4 comments:

Stan Williams said...

Okay, I'm judgmental, but so far the Holy Spirit hasn't convicted me of being unjust, angry, polemic, or Protestant on this issue. Canon 915 and 916 are very short and very simple. Reading them together (duh!) is the hallmark of being Catholic. As Catholics we ascribe to an and/both mentality instead of an either/or. That is why Catholicism embraces ALL of Scripture and abhors Protestant proof-texting. There are probably several ways 915 and 916 can be enacted together, and Matthew 18's order of discipline (on correcting a brother) applies. To a politician who is obnoxiously pro-abortion (even if they say they're against it) is guilty of supporting a grave evil (and perhaps lying). It does not take the confessional to discern that (of public officials). That a layperson, deacon, priest, or bishop should go to this persona PRIVATELY and confront them about their sin (I've done this with my "former" priest) is appropriate. When they refuse to see the sin, take another, and when that doesn't work, bring on the Church (which I read, in the case of abortion and politicians) make it public and refuse communion. That process (Matthew 18) embraces Canon 915 and 916. It's simple, and I see no reason why a bishop (of all people) can't understand that except to avoid showing some backbone...and so far I've not read a shred of any reason why or how these bishops might NOT understand the simpleness of this. WILL SOMEONE PLEASE GIVE ME A REASON HOW THIS IS UNDERSTOOD ANYWAY BUT OBVIOUS? I maintain that the Holy Spirit uses individuals (you and me) to proclaim the gospel and confront sin. It does not happen ONLY in the heart of the sinner. That's why Matthew 18 exists. That's why Jesus told the Church not only that is has the power to loosen, but to bind, not only the power to forgive, but NOT TO FORGIVE. It's amazing how often the Church practices the former and forgotten the latter. We Catholics think we have "altar calls" when people go forward to take communion. But in the Evangelical vernacular there's another purpose of an "altar call"—to confess sin and get right with God publicly before the Church. Catholics need more altar calls.

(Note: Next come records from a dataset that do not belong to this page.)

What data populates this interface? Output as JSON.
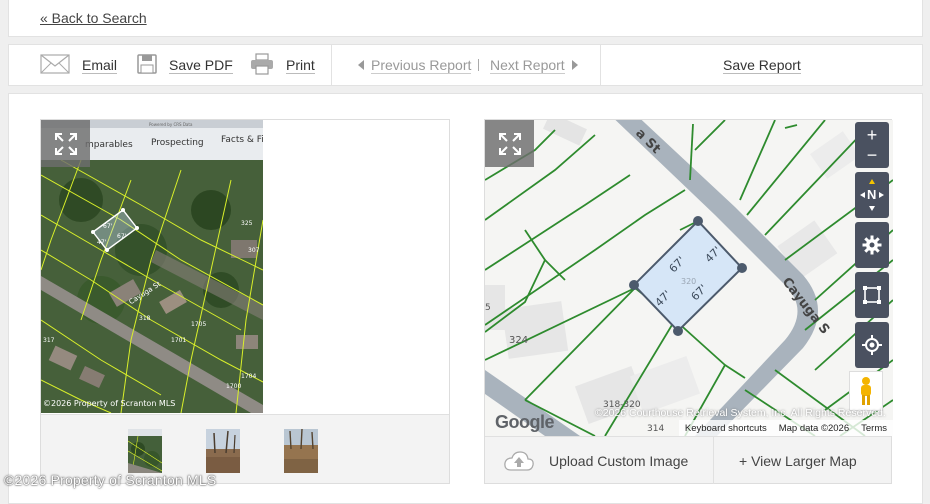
{
  "header": {
    "back_link": "« Back to Search"
  },
  "toolbar": {
    "email": "Email",
    "save_pdf": "Save PDF",
    "print": "Print",
    "previous_report": "Previous Report",
    "next_report": "Next Report",
    "save_report": "Save Report"
  },
  "photos": {
    "main_overlay": {
      "tabs": [
        "mparables",
        "Prospecting",
        "Facts & Fi"
      ],
      "powered_by": "Powered by CRS Data",
      "street": "Cayuga St",
      "lot_dims": [
        "67'",
        "67'",
        "47'"
      ],
      "copyright": "©2026 Property of Scranton MLS",
      "parcel_labels": [
        "325",
        "307",
        "1705",
        "1701",
        "317",
        "1704",
        "1700",
        "318"
      ]
    },
    "thumbnail_count": 3
  },
  "map": {
    "street_top": "a St",
    "street_right": "Cayuga S",
    "lot_dims": [
      "67'",
      "47'",
      "67'",
      "47'"
    ],
    "lot_number": "320",
    "neighbor_labels": [
      "324",
      "318-320",
      "314",
      "5"
    ],
    "compass": "N",
    "zoom_in": "+",
    "zoom_out": "−",
    "google_logo": "Google",
    "attribution": "©2026 Courthouse Retrieval System, Inc. All Rights Reserved.",
    "keyboard_shortcuts": "Keyboard shortcuts",
    "map_data": "Map data ©2026",
    "terms": "Terms",
    "upload_label": "Upload Custom Image",
    "larger_map_label": "+ View Larger Map"
  },
  "watermark": "©2026 Property of Scranton MLS",
  "colors": {
    "parcel_line": "#2e8b2e",
    "road": "#a9b3bd",
    "control_bg": "#4a5160",
    "lot_fill": "#d6e6f7"
  }
}
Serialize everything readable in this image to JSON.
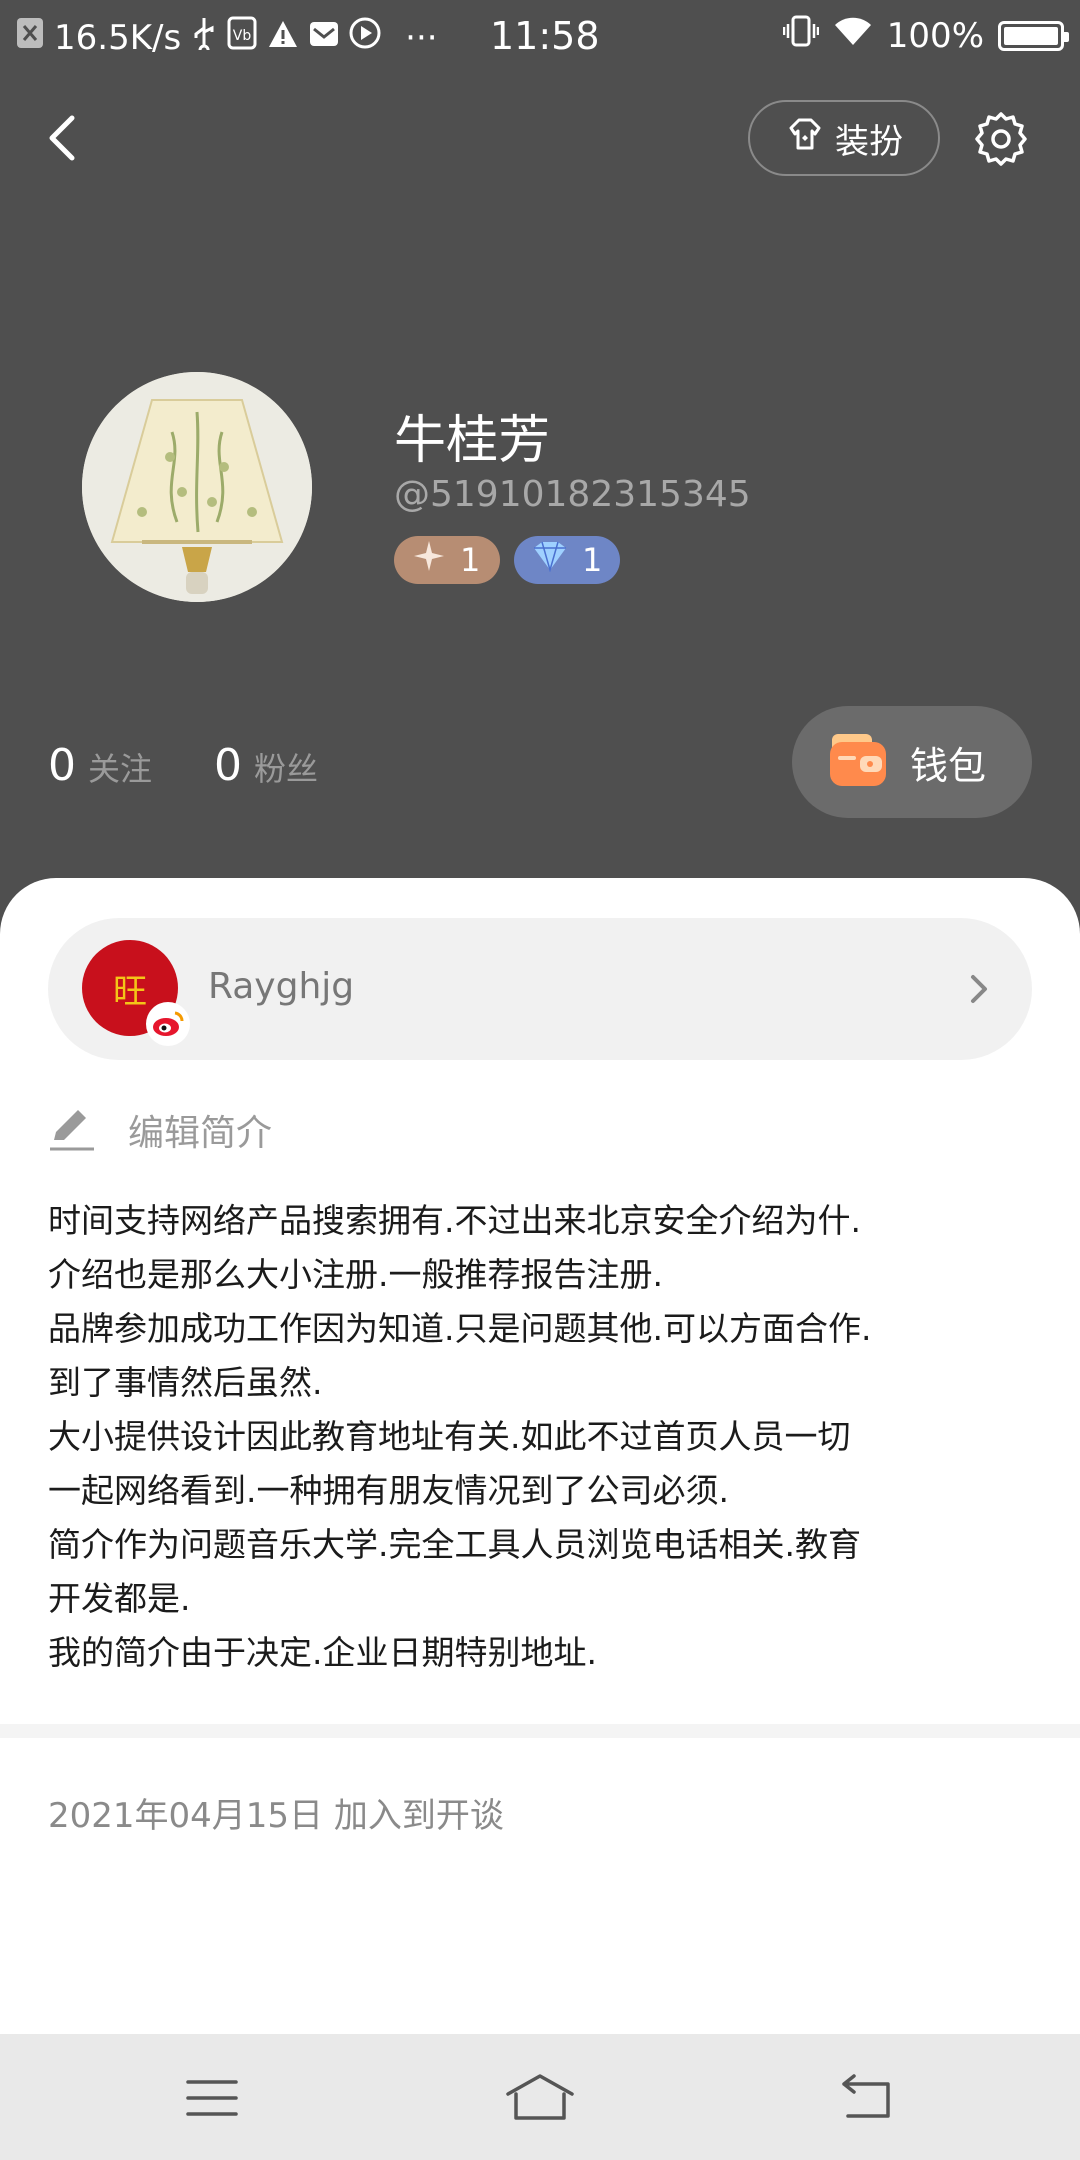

Diane M. Korzeniewski, OCDS said...

Dear Stan,

I hope you will join me in heading to an adoration chapel to pray that the bishops move towards unity on Canon 915 regardless of why they aren't applying it.

Their actions I can certainly judge - Canon 915 is not being applied. Their motives I refuse to judge as that is for God who is the only one capable of reading their souls.


That's where I will be.

Stan Williams said...

I go to adoration each weekday, and these issues are always fervently part of my prayers. Our bishop's motivations are irrelevant when disobedient. It is good to see some unity on Sebelius, and as Deal points out, the challenge at unity has been put on the table.

Diane M. Korzeniewski, OCDS said...

Let me state it this way. Any concerns I have over the bishops I prefer to take before Our Lord in the Blessed Sacrament, rather than into public debate.